Exercise aim
Retype all the records below exactly as they are, with no image carried over.
━━ Exercise data ━━
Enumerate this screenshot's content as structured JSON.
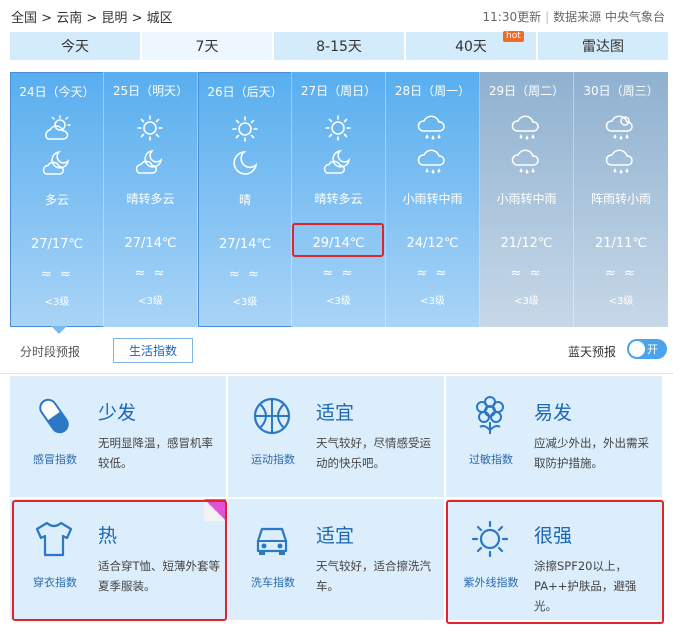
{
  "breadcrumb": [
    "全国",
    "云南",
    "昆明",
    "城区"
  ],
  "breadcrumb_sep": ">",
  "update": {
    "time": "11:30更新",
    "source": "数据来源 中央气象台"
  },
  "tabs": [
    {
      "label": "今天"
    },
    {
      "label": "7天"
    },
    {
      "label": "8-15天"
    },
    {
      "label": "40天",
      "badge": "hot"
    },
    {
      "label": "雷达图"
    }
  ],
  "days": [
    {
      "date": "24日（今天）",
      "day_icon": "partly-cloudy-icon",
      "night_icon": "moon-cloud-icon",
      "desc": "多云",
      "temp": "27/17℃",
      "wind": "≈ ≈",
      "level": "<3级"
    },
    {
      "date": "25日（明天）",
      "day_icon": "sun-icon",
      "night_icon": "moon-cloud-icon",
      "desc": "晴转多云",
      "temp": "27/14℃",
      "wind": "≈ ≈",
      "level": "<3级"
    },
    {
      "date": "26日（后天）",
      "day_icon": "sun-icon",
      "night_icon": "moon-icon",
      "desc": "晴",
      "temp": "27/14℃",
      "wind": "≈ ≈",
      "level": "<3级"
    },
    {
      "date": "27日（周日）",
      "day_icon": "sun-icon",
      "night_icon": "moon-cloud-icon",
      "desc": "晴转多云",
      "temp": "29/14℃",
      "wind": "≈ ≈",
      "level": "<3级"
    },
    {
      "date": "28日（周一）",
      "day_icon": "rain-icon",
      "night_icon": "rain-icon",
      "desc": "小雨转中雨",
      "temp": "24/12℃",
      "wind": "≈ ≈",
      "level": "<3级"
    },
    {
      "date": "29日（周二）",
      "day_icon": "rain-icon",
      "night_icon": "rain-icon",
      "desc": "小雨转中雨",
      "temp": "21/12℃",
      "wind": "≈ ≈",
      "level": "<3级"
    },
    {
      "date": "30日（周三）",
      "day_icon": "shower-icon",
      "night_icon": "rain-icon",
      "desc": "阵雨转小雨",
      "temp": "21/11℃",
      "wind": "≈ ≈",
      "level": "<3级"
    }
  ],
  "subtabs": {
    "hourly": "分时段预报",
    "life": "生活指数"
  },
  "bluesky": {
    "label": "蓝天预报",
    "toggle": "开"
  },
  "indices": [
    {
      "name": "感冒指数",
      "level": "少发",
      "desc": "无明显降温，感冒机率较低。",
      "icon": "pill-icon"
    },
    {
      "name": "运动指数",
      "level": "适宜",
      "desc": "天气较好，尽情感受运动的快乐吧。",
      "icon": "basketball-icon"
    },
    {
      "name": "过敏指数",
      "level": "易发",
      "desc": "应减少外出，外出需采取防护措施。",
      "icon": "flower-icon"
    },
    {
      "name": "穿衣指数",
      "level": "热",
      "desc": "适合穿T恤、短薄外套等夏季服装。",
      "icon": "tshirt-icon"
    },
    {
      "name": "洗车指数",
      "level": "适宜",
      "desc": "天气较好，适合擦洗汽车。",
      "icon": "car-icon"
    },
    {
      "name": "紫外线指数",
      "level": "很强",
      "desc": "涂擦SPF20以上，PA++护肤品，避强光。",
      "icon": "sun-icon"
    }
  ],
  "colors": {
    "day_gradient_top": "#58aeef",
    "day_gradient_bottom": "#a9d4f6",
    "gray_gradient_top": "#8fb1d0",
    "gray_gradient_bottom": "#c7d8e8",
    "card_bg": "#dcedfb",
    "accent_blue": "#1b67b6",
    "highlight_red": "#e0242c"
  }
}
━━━
Output of the task
Enumerate this screenshot's content as structured JSON.
{
  "breadcrumb": [
    "全国",
    "云南",
    "昆明",
    "城区"
  ],
  "breadcrumb_sep": ">",
  "update": {
    "time": "11:30更新",
    "source": "数据来源 中央气象台"
  },
  "tabs": [
    {
      "label": "今天"
    },
    {
      "label": "7天"
    },
    {
      "label": "8-15天"
    },
    {
      "label": "40天",
      "badge": "hot"
    },
    {
      "label": "雷达图"
    }
  ],
  "days": [
    {
      "date": "24日（今天）",
      "day_icon": "partly-cloudy-icon",
      "night_icon": "moon-cloud-icon",
      "desc": "多云",
      "temp": "27/17℃",
      "wind": "≈ ≈",
      "level": "<3级"
    },
    {
      "date": "25日（明天）",
      "day_icon": "sun-icon",
      "night_icon": "moon-cloud-icon",
      "desc": "晴转多云",
      "temp": "27/14℃",
      "wind": "≈ ≈",
      "level": "<3级"
    },
    {
      "date": "26日（后天）",
      "day_icon": "sun-icon",
      "night_icon": "moon-icon",
      "desc": "晴",
      "temp": "27/14℃",
      "wind": "≈ ≈",
      "level": "<3级"
    },
    {
      "date": "27日（周日）",
      "day_icon": "sun-icon",
      "night_icon": "moon-cloud-icon",
      "desc": "晴转多云",
      "temp": "29/14℃",
      "wind": "≈ ≈",
      "level": "<3级"
    },
    {
      "date": "28日（周一）",
      "day_icon": "rain-icon",
      "night_icon": "rain-icon",
      "desc": "小雨转中雨",
      "temp": "24/12℃",
      "wind": "≈ ≈",
      "level": "<3级"
    },
    {
      "date": "29日（周二）",
      "day_icon": "rain-icon",
      "night_icon": "rain-icon",
      "desc": "小雨转中雨",
      "temp": "21/12℃",
      "wind": "≈ ≈",
      "level": "<3级"
    },
    {
      "date": "30日（周三）",
      "day_icon": "shower-icon",
      "night_icon": "rain-icon",
      "desc": "阵雨转小雨",
      "temp": "21/11℃",
      "wind": "≈ ≈",
      "level": "<3级"
    }
  ],
  "subtabs": {
    "hourly": "分时段预报",
    "life": "生活指数"
  },
  "bluesky": {
    "label": "蓝天预报",
    "toggle": "开"
  },
  "indices": [
    {
      "name": "感冒指数",
      "level": "少发",
      "desc": "无明显降温，感冒机率较低。",
      "icon": "pill-icon"
    },
    {
      "name": "运动指数",
      "level": "适宜",
      "desc": "天气较好，尽情感受运动的快乐吧。",
      "icon": "basketball-icon"
    },
    {
      "name": "过敏指数",
      "level": "易发",
      "desc": "应减少外出，外出需采取防护措施。",
      "icon": "flower-icon"
    },
    {
      "name": "穿衣指数",
      "level": "热",
      "desc": "适合穿T恤、短薄外套等夏季服装。",
      "icon": "tshirt-icon"
    },
    {
      "name": "洗车指数",
      "level": "适宜",
      "desc": "天气较好，适合擦洗汽车。",
      "icon": "car-icon"
    },
    {
      "name": "紫外线指数",
      "level": "很强",
      "desc": "涂擦SPF20以上，PA++护肤品，避强光。",
      "icon": "sun-icon"
    }
  ],
  "colors": {
    "day_gradient_top": "#58aeef",
    "day_gradient_bottom": "#a9d4f6",
    "gray_gradient_top": "#8fb1d0",
    "gray_gradient_bottom": "#c7d8e8",
    "card_bg": "#dcedfb",
    "accent_blue": "#1b67b6",
    "highlight_red": "#e0242c"
  }
}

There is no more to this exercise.